Three and one half hours of Elf blood and Orc guts—so ended my
first cinematic trilogy. 'Return of the King' was the final installation
of J. R. R. Tolkein’s Lord of the Rings series, an epic work replete with
medieval honor, Christian imagery, good triumphing over evil, and violence
in a radically racialized, simplistic world. Although I am glad I persevered
through more than nine hours of thrilling, sometimes touching film, I am
also grateful there is not a part IV.
And thank God I do not live in Tolkein’s (or the movie director Jackson’s)
world of Middle Earth. It’s not that I am horrified by Wring Wraiths and
Balrogs (though I certainly am!) so much that I reject the simplistic, fundamentalist
worldview of good versus evil, Gondor versus Mordor, Men (sic) versus Orcs.
Perhaps better stated, I reject the audacious assumption that I can so easily
judge who is good and who is evil. In Tolkein’s Middle Earth, it’s easy to
discern good from evil: men (sic) are good and Orcs are evil. If you’ve met
one Orc, you’ve met them all, and there is no chance of metanoia, change,
or redemption. Of course there is the occasional man (sic) or even wizard
who becomes corrupted by evil, but by and large we know who is evil and what
to do with them. Knowing that someone is completely evil “justifies” killing
I am grateful that I live in a world much closer to that of Saul, David,
and Jonathan. In this always relevant story from first Samuel, King Saul’s
servant David has just killed Goliath. The people shower David with love
and gratitude. Saul resents the special attention given to David. Saul becomes
jealous of David because he fears David may rival him as the king. Saul plans
to kill David until Saul’s son, Jonathan, convinces him he has no just cause
to kill his servant. With Jonathan’s help, Saul and David reconcile.
I easily relate to Saul, David, and Jonathan, and I admire Jonathan’s skills

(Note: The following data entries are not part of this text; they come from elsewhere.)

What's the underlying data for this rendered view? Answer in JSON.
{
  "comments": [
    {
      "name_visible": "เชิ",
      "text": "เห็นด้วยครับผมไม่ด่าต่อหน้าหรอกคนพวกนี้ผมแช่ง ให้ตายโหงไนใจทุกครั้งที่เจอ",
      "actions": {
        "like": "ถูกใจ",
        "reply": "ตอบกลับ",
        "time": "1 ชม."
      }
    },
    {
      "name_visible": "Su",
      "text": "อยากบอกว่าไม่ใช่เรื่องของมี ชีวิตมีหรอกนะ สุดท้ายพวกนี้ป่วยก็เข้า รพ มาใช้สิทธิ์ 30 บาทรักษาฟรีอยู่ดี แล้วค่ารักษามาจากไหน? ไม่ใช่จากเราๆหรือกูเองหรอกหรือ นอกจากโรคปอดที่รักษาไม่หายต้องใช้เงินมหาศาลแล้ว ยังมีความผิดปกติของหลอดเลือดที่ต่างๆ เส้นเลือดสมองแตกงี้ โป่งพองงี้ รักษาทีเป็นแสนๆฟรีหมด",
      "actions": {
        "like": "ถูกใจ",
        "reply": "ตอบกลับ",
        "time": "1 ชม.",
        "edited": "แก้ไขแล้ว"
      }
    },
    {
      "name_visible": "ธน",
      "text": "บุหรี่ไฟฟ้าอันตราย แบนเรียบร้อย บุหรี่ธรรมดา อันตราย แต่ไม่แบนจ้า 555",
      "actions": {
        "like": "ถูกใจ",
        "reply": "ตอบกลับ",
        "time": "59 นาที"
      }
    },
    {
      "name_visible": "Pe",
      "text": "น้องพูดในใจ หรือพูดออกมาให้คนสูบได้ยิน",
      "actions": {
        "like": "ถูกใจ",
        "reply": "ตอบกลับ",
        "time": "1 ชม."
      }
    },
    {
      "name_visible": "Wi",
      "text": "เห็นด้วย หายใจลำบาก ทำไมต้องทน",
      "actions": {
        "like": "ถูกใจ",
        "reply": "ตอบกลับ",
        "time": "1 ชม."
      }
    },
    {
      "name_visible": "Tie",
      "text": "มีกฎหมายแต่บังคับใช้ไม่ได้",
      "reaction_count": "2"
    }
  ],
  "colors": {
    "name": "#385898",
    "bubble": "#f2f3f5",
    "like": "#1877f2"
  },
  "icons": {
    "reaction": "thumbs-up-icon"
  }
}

in conflict resolution. Although Saul is prepared to kill David out of what
seems to be petty jealousy, Saul is not one-dimensionally evil. I can understand
why Saul would resent David, and I admire that he was willing to listen to
Jonathan’s rational argument. Upon hearing that Saul was planning unjustly
to kill him, one could argue that David might have been justified in killing
Saul first. But David was willing to listen to Jonathan and to wait patiently
while Jonathan first talked with Saul.
Jonathan was willing to risk his own safety by calmly yet directly speaking
truth to power. He did not allow either side to dismissively demonize the
other. Instead, through direct communication, wit, bravery, action, and love,
Jonathan prevented more bloodshed, more violence, more simplistic answers
supposedly justified by absolutist thinking. One only need consider any of
the violent hotspots around our communities and world to see how tempting
yet tragic it is for us to simplistically demonize those with whom we disagree.
Once we stop seeing gradations of pink and only see red or white, good or
evil, violence is sure to follow. Saul and David are fortunate Jonathan sees
Tolkein’s world of Middle Earth may offer more certainty, but I believe our
world full of diverse color and complexity ultimately offers more forgiveness
and redemption. Thank God for the Jonathans in our lives and world.
Loving God of peace, justice, forgiveness, and reconciliation, help us to
celebrate the Jonathans in our world and to act like Jonathan in our many
relationships and roles. Help us to appreciate your grace present in all
things, all people, all relationships. Amen.